This is a very different question. It opens up the dialogue about the discomfort and fear associated with speaking up. It recognizes the power imbalance and enables you to start with the implications of that power gulf and not with the feedback itself. It offers you the chance to say that giving the feedback is incredibly unnerving.

And it gives your boss’s boss (or whomever else you ask) the opportunity to set the rules, to settle into the shift in power dynamics more comfortably.

Who knows? Maybe this is the conversation you’ve both been itching for.


What is the #1 impediment to getting better? To seeking, hearing, and appreciating feedback?

Answer: Your ego convincing you that you should feel ashamed for not being perfect.

How Positive Is Too Positive

I talk about positive thinking a lot, but is there a limit? Should we avoid talking about what to improve and only discuss our strengths?

Absolutely not.

That would be a pendulum swing too far in one direction. We can’t continue to grow in our professions and in our relationships if we don’t examine our mistakes and areas for improvement. However, I have yet to come across an individual or an organization who spends more time on the positive than the critical.

If I give you 5 pages of praise with 2 sentences of criticism, I’m willing to bet you’ll spend more time on the criticism than the praise.

We need to spend more time in our strengths. And we need experiences that have no “but” to them.

  • You’re good at this but bad at that.
  • I think you’re smart but you don’t do this thing well.
  • I like you but you’re not perfect.
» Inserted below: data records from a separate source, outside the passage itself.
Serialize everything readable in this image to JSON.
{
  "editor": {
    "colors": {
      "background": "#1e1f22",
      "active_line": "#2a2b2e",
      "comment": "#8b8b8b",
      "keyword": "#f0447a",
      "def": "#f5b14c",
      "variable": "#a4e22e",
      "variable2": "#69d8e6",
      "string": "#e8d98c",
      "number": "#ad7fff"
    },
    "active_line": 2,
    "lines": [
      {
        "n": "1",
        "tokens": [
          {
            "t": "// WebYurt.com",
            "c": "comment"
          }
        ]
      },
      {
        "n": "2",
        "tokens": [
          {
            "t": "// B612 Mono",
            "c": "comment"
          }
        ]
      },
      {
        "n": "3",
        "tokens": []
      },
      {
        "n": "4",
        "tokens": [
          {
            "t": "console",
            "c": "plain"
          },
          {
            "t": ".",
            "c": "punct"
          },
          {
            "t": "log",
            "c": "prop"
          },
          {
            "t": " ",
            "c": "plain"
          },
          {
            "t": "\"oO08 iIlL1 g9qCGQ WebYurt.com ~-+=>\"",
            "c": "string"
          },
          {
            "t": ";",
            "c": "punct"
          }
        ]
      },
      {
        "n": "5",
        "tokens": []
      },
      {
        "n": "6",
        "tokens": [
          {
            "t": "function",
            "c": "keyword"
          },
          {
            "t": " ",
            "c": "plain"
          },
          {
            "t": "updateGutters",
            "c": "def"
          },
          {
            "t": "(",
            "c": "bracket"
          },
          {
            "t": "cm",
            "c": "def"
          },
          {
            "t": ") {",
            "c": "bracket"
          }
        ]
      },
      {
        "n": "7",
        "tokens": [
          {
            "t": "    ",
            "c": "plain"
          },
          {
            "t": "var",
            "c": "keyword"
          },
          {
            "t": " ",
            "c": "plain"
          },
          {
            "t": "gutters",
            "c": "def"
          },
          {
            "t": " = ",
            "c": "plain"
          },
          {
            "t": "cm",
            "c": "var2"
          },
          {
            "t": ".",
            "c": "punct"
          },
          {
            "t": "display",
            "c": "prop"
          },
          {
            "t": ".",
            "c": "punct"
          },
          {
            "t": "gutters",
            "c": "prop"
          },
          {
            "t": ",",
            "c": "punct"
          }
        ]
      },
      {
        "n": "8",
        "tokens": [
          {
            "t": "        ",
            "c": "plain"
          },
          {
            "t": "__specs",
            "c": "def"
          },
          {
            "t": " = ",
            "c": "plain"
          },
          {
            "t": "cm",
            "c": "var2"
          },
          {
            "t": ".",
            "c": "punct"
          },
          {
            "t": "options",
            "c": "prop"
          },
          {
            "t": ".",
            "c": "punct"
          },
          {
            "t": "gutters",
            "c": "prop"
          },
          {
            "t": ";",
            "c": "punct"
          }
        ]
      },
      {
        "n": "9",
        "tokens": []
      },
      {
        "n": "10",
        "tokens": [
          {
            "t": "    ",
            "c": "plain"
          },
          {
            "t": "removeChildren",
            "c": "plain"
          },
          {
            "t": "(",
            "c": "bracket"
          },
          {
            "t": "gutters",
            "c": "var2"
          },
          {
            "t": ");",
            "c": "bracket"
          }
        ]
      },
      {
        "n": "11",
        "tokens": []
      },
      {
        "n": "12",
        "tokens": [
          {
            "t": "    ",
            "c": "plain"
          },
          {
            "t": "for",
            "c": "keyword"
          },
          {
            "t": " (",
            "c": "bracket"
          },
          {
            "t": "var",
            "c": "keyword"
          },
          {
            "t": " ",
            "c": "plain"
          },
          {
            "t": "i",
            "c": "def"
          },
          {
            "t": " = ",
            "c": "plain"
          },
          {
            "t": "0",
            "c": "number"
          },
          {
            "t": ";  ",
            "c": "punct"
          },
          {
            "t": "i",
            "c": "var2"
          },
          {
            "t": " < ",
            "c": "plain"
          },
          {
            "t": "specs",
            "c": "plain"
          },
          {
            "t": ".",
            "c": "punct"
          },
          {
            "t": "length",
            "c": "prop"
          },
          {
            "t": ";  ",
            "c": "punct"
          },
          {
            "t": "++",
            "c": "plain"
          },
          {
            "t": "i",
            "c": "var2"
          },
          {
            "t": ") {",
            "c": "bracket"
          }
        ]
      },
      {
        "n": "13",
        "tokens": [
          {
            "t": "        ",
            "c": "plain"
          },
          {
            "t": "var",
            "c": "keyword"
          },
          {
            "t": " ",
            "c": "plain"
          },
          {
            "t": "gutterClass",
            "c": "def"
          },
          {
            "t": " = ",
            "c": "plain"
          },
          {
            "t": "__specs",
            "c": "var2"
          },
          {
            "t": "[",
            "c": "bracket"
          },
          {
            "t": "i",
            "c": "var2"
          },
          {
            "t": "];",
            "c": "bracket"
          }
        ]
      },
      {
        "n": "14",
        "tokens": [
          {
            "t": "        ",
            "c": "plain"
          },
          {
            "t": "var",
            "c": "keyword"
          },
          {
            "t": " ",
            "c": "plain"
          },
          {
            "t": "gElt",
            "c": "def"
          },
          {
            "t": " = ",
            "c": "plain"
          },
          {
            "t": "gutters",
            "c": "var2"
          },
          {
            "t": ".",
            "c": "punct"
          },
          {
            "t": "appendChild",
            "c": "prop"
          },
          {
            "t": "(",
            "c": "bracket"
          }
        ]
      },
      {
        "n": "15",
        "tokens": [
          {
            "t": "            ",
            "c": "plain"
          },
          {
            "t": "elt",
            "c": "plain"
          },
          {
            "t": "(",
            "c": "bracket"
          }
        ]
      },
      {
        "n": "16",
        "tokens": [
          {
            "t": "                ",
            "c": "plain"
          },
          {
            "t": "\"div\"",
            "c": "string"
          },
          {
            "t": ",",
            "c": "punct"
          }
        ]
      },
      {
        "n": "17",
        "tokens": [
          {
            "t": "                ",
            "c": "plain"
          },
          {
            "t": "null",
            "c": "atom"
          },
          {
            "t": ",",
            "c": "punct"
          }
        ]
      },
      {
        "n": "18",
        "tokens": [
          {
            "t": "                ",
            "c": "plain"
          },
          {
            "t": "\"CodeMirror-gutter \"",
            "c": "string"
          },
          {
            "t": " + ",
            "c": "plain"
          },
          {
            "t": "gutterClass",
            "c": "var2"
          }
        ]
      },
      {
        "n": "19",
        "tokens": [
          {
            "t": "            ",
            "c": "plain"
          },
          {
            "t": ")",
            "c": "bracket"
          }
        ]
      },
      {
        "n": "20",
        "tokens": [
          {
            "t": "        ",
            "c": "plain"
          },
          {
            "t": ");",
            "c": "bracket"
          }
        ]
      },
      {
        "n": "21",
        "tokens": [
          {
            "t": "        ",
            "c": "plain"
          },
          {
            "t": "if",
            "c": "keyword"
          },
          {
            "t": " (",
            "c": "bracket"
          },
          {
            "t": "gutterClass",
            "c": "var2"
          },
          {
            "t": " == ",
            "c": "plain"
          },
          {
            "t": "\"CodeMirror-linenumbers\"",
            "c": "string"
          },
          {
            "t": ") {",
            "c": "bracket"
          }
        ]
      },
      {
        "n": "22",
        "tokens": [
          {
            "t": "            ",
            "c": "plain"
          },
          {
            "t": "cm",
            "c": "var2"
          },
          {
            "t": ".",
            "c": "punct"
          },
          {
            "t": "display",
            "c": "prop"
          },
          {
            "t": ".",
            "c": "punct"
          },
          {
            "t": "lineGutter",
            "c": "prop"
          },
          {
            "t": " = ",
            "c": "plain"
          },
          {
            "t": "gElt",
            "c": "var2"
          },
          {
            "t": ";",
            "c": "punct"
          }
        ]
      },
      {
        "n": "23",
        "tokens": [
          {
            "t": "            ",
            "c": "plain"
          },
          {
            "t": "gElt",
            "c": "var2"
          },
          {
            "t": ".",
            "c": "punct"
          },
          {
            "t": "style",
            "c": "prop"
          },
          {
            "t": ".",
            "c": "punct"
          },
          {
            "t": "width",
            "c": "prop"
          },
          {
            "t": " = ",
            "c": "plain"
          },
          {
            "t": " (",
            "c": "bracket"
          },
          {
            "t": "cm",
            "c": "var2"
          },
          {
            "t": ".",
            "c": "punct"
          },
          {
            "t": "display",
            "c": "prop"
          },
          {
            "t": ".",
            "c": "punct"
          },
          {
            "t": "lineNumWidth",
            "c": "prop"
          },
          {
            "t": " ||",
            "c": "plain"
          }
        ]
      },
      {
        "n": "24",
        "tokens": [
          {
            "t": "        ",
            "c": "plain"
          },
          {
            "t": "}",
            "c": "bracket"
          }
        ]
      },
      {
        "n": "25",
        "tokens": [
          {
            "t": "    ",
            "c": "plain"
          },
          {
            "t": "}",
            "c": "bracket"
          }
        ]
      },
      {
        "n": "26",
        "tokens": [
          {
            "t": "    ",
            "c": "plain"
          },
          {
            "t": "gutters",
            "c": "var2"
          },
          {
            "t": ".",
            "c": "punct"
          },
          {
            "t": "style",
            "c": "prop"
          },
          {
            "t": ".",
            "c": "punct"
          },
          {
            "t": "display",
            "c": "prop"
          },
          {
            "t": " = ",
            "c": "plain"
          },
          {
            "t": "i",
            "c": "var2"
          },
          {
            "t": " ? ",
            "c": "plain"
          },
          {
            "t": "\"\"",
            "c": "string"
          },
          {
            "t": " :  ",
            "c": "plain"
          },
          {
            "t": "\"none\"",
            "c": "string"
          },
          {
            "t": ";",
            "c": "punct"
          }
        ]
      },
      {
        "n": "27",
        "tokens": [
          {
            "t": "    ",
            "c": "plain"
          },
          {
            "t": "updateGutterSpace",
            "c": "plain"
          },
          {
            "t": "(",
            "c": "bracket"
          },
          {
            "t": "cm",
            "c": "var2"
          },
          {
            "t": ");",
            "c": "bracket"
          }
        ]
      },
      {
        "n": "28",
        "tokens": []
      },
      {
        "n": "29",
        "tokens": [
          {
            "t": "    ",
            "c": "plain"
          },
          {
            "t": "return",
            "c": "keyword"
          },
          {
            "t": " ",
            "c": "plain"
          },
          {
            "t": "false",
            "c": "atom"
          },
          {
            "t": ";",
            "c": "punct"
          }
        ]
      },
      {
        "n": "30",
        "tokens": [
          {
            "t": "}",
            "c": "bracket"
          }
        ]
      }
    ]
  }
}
There will always be time for the critique. And I’m all for asking for critical feedback. Just make sure you are also spending some time in 100% pure positive. That is an experience we could all use more of.